The Transport Accident Act in broad terms regulates a person’s entitlement to compensation if injured in a transport accident which occurred in Victoria or in another state in certain prescribed circumstances.
In 2013 the then Victorian Government enacted the Transport Accident (Amendment) Act 2013 which was designed to substantially restrict the rights to common law damages for persons who had sustained severe psychiatric injury as a result of a transport accident caused by another person’s negligence.
Previous to the 2013 amendment, a person with a psychiatric whole person impairment of less than 30% could still sue if they could demonstrate a serious injury based on a severe long term mental or behavioural disturbance caused by the transport accident.
The 2013 amendment however qualified this definition by introducing requirements which in many cases made it impossible for a person with severe psychiatric injury to satisfy the serious injury threshold test so to be permitted to sue for compensation.
The present Victorian government has now enacted the Transport Accident (Amendment) Act 2016 which removes the restrictions introduced by the amendments made in 2013.
In my opinion the changes are welcome and remove the unfair restrictions to damages particularly for children and retirees who even with severe psychiatric injury, would have missed out on injury compensation under the 2013 legislation.
The TAC have introduced new protocols which will commence operation on the 1st of July 2016.
The protocols are designed to streamline the processing of compensation entitlements available to claimants under the Transport Accident Act and to avoid if possible, contested Court proceedings.

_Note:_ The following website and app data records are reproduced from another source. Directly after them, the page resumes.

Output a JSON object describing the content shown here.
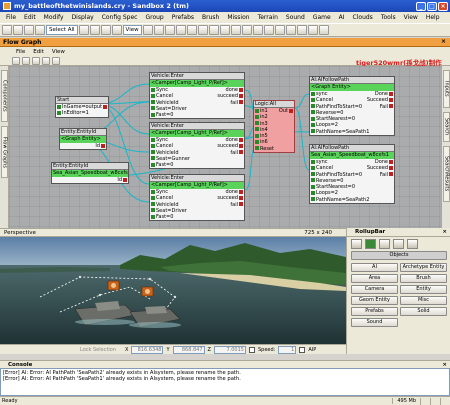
{
  "window": {
    "title": "my_battleofthetwinislands.cry - Sandbox 2 (tm)"
  },
  "menu": [
    "File",
    "Edit",
    "Modify",
    "Display",
    "Config Spec",
    "Group",
    "Prefabs",
    "Brush",
    "Mission",
    "Terrain",
    "Sound",
    "Game",
    "AI",
    "Clouds",
    "Tools",
    "View",
    "Help"
  ],
  "toolbar": {
    "select_value": "Select All",
    "view_value": "View"
  },
  "flowgraph": {
    "title": "Flow Graph",
    "menu": [
      "File",
      "Edit",
      "View"
    ],
    "credit": "tiger520wmr(孫戈战)制作",
    "left_tabs": [
      "Components",
      "Flow Graphs"
    ],
    "right_tabs": [
      "Inputs",
      "Search",
      "SearchResults"
    ]
  },
  "nodes": {
    "start": {
      "title": "Start",
      "rows": [
        [
          "InGame=1",
          "output"
        ],
        [
          "InEditor=1",
          ""
        ]
      ]
    },
    "entity1": {
      "title": "Entity:EntityId",
      "green": "<Graph Entity>",
      "rows": [
        [
          "",
          "Id"
        ]
      ]
    },
    "entity2": {
      "title": "Entity:EntityId",
      "green": "Sea_Asian_Speedboat_w8cxfs1",
      "rows": [
        [
          "",
          "Id"
        ]
      ]
    },
    "vehicle1": {
      "title": "Vehicle:Enter",
      "green": "<Camper[Camp_Light_P/Ref]>",
      "rows": [
        [
          "Sync",
          "done"
        ],
        [
          "Cancel",
          "succeed"
        ],
        [
          "VehicleId",
          "fail"
        ],
        [
          "Seat=Driver",
          ""
        ],
        [
          "Fast=0",
          ""
        ]
      ]
    },
    "vehicle2": {
      "title": "Vehicle:Enter",
      "green": "<Camper[Camp_Light_P/Ref]>",
      "rows": [
        [
          "Sync",
          "done"
        ],
        [
          "Cancel",
          "succeed"
        ],
        [
          "VehicleId",
          "fail"
        ],
        [
          "Seat=Gunner",
          ""
        ],
        [
          "Fast=0",
          ""
        ]
      ]
    },
    "vehicle3": {
      "title": "Vehicle:Enter",
      "green": "<Camper[Camp_Light_P/Ref]>",
      "rows": [
        [
          "Sync",
          "done"
        ],
        [
          "Cancel",
          "succeed"
        ],
        [
          "VehicleId",
          "fail"
        ],
        [
          "Seat=Driver",
          ""
        ],
        [
          "Fast=0",
          ""
        ]
      ]
    },
    "logic": {
      "title": "Logic:All",
      "rows": [
        [
          "in1",
          "Out"
        ],
        [
          "in2",
          ""
        ],
        [
          "in3",
          ""
        ],
        [
          "in4",
          ""
        ],
        [
          "in5",
          ""
        ],
        [
          "in6",
          ""
        ],
        [
          "Reset",
          ""
        ]
      ]
    },
    "ai1": {
      "title": "AI:AIFollowPath",
      "green": "<Graph Entity>",
      "rows": [
        [
          "sync",
          "Done"
        ],
        [
          "Cancel",
          "Succeed"
        ],
        [
          "PathFindToStart=0",
          "Fail"
        ],
        [
          "Reverse=0",
          ""
        ],
        [
          "StartNearest=0",
          ""
        ],
        [
          "Loops=2",
          ""
        ],
        [
          "PathName=SeaPath1",
          ""
        ]
      ]
    },
    "ai2": {
      "title": "AI:AIFollowPath",
      "green": "Sea_Asian_Speedboat_w8cxfs1",
      "rows": [
        [
          "sync",
          "Done"
        ],
        [
          "Cancel",
          "Succeed"
        ],
        [
          "PathFindToStart=0",
          "Fail"
        ],
        [
          "Reverse=0",
          ""
        ],
        [
          "StartNearest=0",
          ""
        ],
        [
          "Loops=2",
          ""
        ],
        [
          "PathName=SeaPath2",
          ""
        ]
      ]
    }
  },
  "viewport": {
    "label": "Perspective",
    "size": "725 x 240"
  },
  "status_strip": {
    "lock": "Lock Selection",
    "x_label": "X",
    "x": "816.6348",
    "y_label": "Y",
    "y": "868.847",
    "z_label": "Z",
    "z": "7.0015",
    "speed_label": "Speed:",
    "speed": "1",
    "aip": "AIP"
  },
  "rollup": {
    "title": "RollupBar",
    "objects_label": "Objects",
    "buttons": [
      "AI",
      "Archetype Entity",
      "Area",
      "Brush",
      "Camera",
      "Entity",
      "Geom Entity",
      "Misc",
      "Prefabs",
      "Solid",
      "Sound"
    ]
  },
  "console": {
    "title": "Console",
    "lines": [
      "[Error] AI: Error: AI PathPath 'SeaPath2' already exists in AIsystem, please rename the path.",
      "[Error] AI: Error: AI PathPath 'SeaPath1' already exists in AIsystem, please rename the path."
    ]
  },
  "statusbar": {
    "ready": "Ready",
    "memory": "495 Mb"
  },
  "colors": {
    "title_blue": "#1c46b8",
    "flowgraph_orange": "#f0a040",
    "node_green": "#5ad35a",
    "logic_pink": "#f0a0a0",
    "credit_red": "#d41a1a"
  }
}
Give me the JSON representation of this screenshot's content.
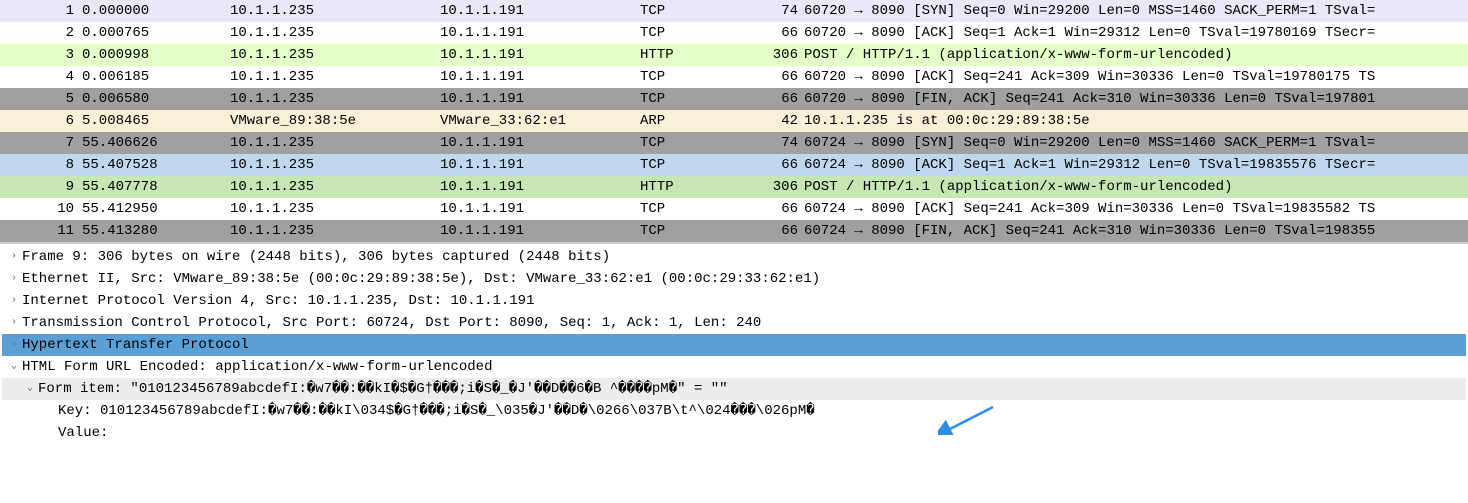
{
  "packets": [
    {
      "cls": "c-lilac",
      "no": "1",
      "time": "0.000000",
      "src": "10.1.1.235",
      "dst": "10.1.1.191",
      "proto": "TCP",
      "len": "74",
      "info": "60720 → 8090 [SYN] Seq=0 Win=29200 Len=0 MSS=1460 SACK_PERM=1 TSval="
    },
    {
      "cls": "c-white",
      "no": "2",
      "time": "0.000765",
      "src": "10.1.1.235",
      "dst": "10.1.1.191",
      "proto": "TCP",
      "len": "66",
      "info": "60720 → 8090 [ACK] Seq=1 Ack=1 Win=29312 Len=0 TSval=19780169 TSecr="
    },
    {
      "cls": "c-lime",
      "no": "3",
      "time": "0.000998",
      "src": "10.1.1.235",
      "dst": "10.1.1.191",
      "proto": "HTTP",
      "len": "306",
      "info": "POST / HTTP/1.1  (application/x-www-form-urlencoded)"
    },
    {
      "cls": "c-white",
      "no": "4",
      "time": "0.006185",
      "src": "10.1.1.235",
      "dst": "10.1.1.191",
      "proto": "TCP",
      "len": "66",
      "info": "60720 → 8090 [ACK] Seq=241 Ack=309 Win=30336 Len=0 TSval=19780175 TS"
    },
    {
      "cls": "c-gray",
      "no": "5",
      "time": "0.006580",
      "src": "10.1.1.235",
      "dst": "10.1.1.191",
      "proto": "TCP",
      "len": "66",
      "info": "60720 → 8090 [FIN, ACK] Seq=241 Ack=310 Win=30336 Len=0 TSval=197801"
    },
    {
      "cls": "c-cream",
      "no": "6",
      "time": "5.008465",
      "src": "VMware_89:38:5e",
      "dst": "VMware_33:62:e1",
      "proto": "ARP",
      "len": "42",
      "info": "10.1.1.235 is at 00:0c:29:89:38:5e"
    },
    {
      "cls": "c-gray",
      "no": "7",
      "time": "55.406626",
      "src": "10.1.1.235",
      "dst": "10.1.1.191",
      "proto": "TCP",
      "len": "74",
      "info": "60724 → 8090 [SYN] Seq=0 Win=29200 Len=0 MSS=1460 SACK_PERM=1 TSval="
    },
    {
      "cls": "c-blue",
      "no": "8",
      "time": "55.407528",
      "src": "10.1.1.235",
      "dst": "10.1.1.191",
      "proto": "TCP",
      "len": "66",
      "info": "60724 → 8090 [ACK] Seq=1 Ack=1 Win=29312 Len=0 TSval=19835576 TSecr="
    },
    {
      "cls": "c-green",
      "no": "9",
      "time": "55.407778",
      "src": "10.1.1.235",
      "dst": "10.1.1.191",
      "proto": "HTTP",
      "len": "306",
      "info": "POST / HTTP/1.1  (application/x-www-form-urlencoded)"
    },
    {
      "cls": "c-white",
      "no": "10",
      "time": "55.412950",
      "src": "10.1.1.235",
      "dst": "10.1.1.191",
      "proto": "TCP",
      "len": "66",
      "info": "60724 → 8090 [ACK] Seq=241 Ack=309 Win=30336 Len=0 TSval=19835582 TS"
    },
    {
      "cls": "c-gray",
      "no": "11",
      "time": "55.413280",
      "src": "10.1.1.235",
      "dst": "10.1.1.191",
      "proto": "TCP",
      "len": "66",
      "info": "60724 → 8090 [FIN, ACK] Seq=241 Ack=310 Win=30336 Len=0 TSval=198355"
    }
  ],
  "details": [
    {
      "lv": 0,
      "tw": "›",
      "hi": "",
      "label": "Frame 9: 306 bytes on wire (2448 bits), 306 bytes captured (2448 bits)"
    },
    {
      "lv": 0,
      "tw": "›",
      "hi": "",
      "label": "Ethernet II, Src: VMware_89:38:5e (00:0c:29:89:38:5e), Dst: VMware_33:62:e1 (00:0c:29:33:62:e1)"
    },
    {
      "lv": 0,
      "tw": "›",
      "hi": "",
      "label": "Internet Protocol Version 4, Src: 10.1.1.235, Dst: 10.1.1.191"
    },
    {
      "lv": 0,
      "tw": "›",
      "hi": "",
      "label": "Transmission Control Protocol, Src Port: 60724, Dst Port: 8090, Seq: 1, Ack: 1, Len: 240"
    },
    {
      "lv": 0,
      "tw": "›",
      "hi": "sel",
      "label": "Hypertext Transfer Protocol"
    },
    {
      "lv": 0,
      "tw": "⌄",
      "hi": "",
      "label": "HTML Form URL Encoded: application/x-www-form-urlencoded"
    },
    {
      "lv": 1,
      "tw": "⌄",
      "hi": "sub",
      "label": "Form item: \"010123456789abcdefI:�w7��:��kI�$�G†���;i�S�_�J'��D��6�B   ^����pM�\" = \"\""
    },
    {
      "lv": 2,
      "tw": "",
      "hi": "",
      "label": "Key: 010123456789abcdefI:�w7��:��kI\\034$�G†���;i�S�_\\035�J'��D�\\0266\\037B\\t^\\024���\\026pM�"
    },
    {
      "lv": 2,
      "tw": "",
      "hi": "",
      "label": "Value:"
    }
  ]
}
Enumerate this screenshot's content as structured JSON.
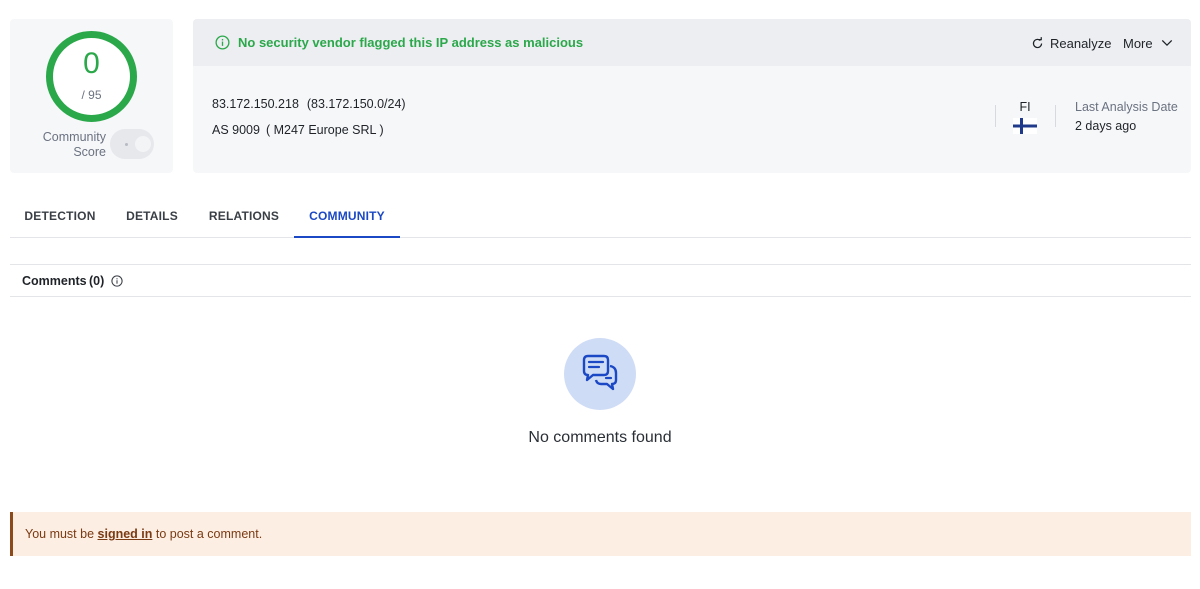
{
  "score": {
    "value": "0",
    "total": "/ 95",
    "community_label_line1": "Community",
    "community_label_line2": "Score",
    "ring_color": "#2ba84a"
  },
  "banner": {
    "icon": "info-circle-icon",
    "message": "No security vendor flagged this IP address as malicious",
    "message_color": "#2ba84a",
    "reanalyze_label": "Reanalyze",
    "more_label": "More"
  },
  "ip_info": {
    "ip": "83.172.150.218",
    "range": "(83.172.150.0/24)",
    "as_number": "AS 9009",
    "as_org": "( M247 Europe SRL )",
    "country_code": "FI",
    "flag_icon": "finland-flag-icon",
    "last_analysis_label": "Last Analysis Date",
    "last_analysis_value": "2 days ago"
  },
  "tabs": [
    {
      "label": "DETECTION",
      "active": false
    },
    {
      "label": "DETAILS",
      "active": false
    },
    {
      "label": "RELATIONS",
      "active": false
    },
    {
      "label": "COMMUNITY",
      "active": true
    }
  ],
  "comments": {
    "title": "Comments",
    "count": "(0)",
    "empty_message": "No comments found",
    "empty_icon": "chat-bubbles-icon"
  },
  "signin_notice": {
    "prefix": "You must be ",
    "link_label": "signed in",
    "suffix": " to post a comment."
  },
  "colors": {
    "accent": "#1b48c4",
    "success": "#2ba84a",
    "notice_bg": "#fdeee4",
    "notice_text": "#7a3a12"
  }
}
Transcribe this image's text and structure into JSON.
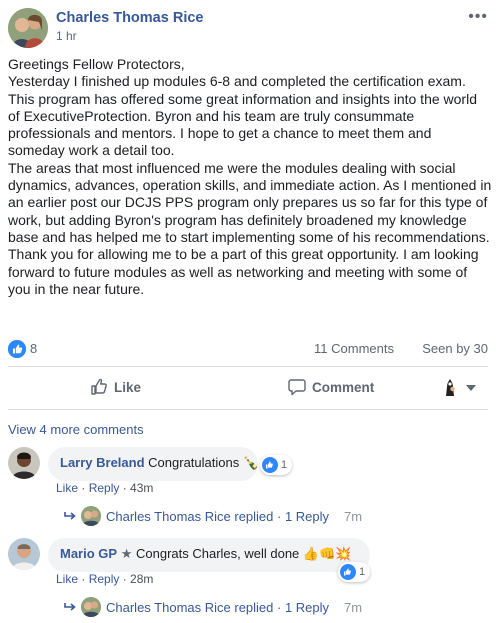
{
  "post": {
    "author": "Charles Thomas Rice",
    "time": "1 hr",
    "more_label": "•••",
    "paragraphs": [
      "Greetings Fellow Protectors,",
      "Yesterday I finished up modules 6-8 and completed the certification exam. This program has offered some great information and insights into the world of ExecutiveProtection. Byron and his team are truly consummate professionals and mentors. I hope to get a chance to meet them and someday work a detail too.",
      "The areas that most influenced me were the modules dealing with social dynamics, advances, operation skills, and immediate action. As I mentioned in an earlier post our DCJS PPS program only prepares us so far for this type of work, but adding Byron's program has definitely broadened my knowledge base and has helped me to start implementing some of his recommendations. Thank you for allowing me to be a part of this great opportunity. I am looking forward to future modules as well as networking and meeting with some of you in the near future."
    ]
  },
  "stats": {
    "likes": "8",
    "comments": "11 Comments",
    "seen_by": "Seen by 30"
  },
  "actions": {
    "like": "Like",
    "comment": "Comment"
  },
  "view_more_comments": "View 4 more comments",
  "comments": [
    {
      "author": "Larry Breland",
      "text": "Congratulations 🍾",
      "reaction_count": "1",
      "like_label": "Like",
      "reply_label": "Reply",
      "age": "43m",
      "reply": {
        "text": "Charles Thomas Rice replied · 1 Reply",
        "age": "7m"
      }
    },
    {
      "author": "Mario GP",
      "badge": "★",
      "text": "Congrats Charles, well done 👍👊💥",
      "reaction_count": "1",
      "like_label": "Like",
      "reply_label": "Reply",
      "age": "28m",
      "reply": {
        "text": "Charles Thomas Rice replied · 1 Reply",
        "age": "7m"
      }
    }
  ],
  "colors": {
    "link": "#385898",
    "author": "#365899",
    "like_blue": "#2d88ff",
    "bubble_bg": "#f2f3f5",
    "muted": "#606770"
  },
  "icons": {
    "like_action": "thumbs-up-outline-icon",
    "comment_action": "speech-bubble-icon",
    "like_reaction": "like-reaction-icon",
    "reply_arrow": "reply-arrow-icon",
    "share_selector": "page-avatar-selector-icon"
  }
}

The protocols apply to;
-Common law claims.
-Serious injury applications.
-Disputes in relation to no fault benefits.
In general the TAC protocols aim to provide a framework for the mutual and early exchange of relevant information between the TAC and the claimants lawyers. The objective of the protocols is to facilitate fair, efficient, cost effective and provide a transparent pathway to promote correct decision making by the TAC.
What is a real life example of the new TAC protocols?
The protocols include a number of changes to TAC practice which I am sure will be welcome. For example, the protocols now make it clear that a request for clinical notes from a treating doctor can only be made in prescribed circumstances where relevant to the claim. It is hoped that this will avoid past TAC practice of requesting medical records which invariably had no relevance to the claim; infringed the claimant’s privacy and caused disruption and inconvenience to the medical practice in complying with TAC’s request.
The new protocols also provide the option of bypassing the impairment assessment process so to accelerate the processing of a serious injury/common law claim. Under the new protocols TAC will also provide early exchange of information/documentation relevant to liability issues to assist the claimant’s lawyer to assess the merit of a common law claim.
It can be very stressful for a claimant to attend multiple medical examinations for the purpose of assessing compensation entitlements. Sometimes there can also be a perception, even without foundation, that an examining doctor appointed by TAC may not be objective.
Now the claimant’s lawyer can appoint the examining doctor who will examine the claimant jointly on behalf of the claimant’s legal representative and the TAC, thereby minimising the number of medical examinations a claimant is required to attend and reducing potential dispute.
Do the new TAC protocols help with legal fees?
Importantly for claimants the new protocols also provide a more generous contribution by the TAC towards the claimant’s legal costs if the matter is successfully resolved through the protocol process. This will mean that in many cases a claimant will incur minimal legal costs for work undertaken by their lawyer.
For further information contact Nick O’Bryan on 03 9200 2533 or by email at email@example.com.
This information is of a general nature only and will not reflect any changes to the law if made after the date of this article. It should not be relied upon as a substitute for discussing your situation with a qualified legal practitioner.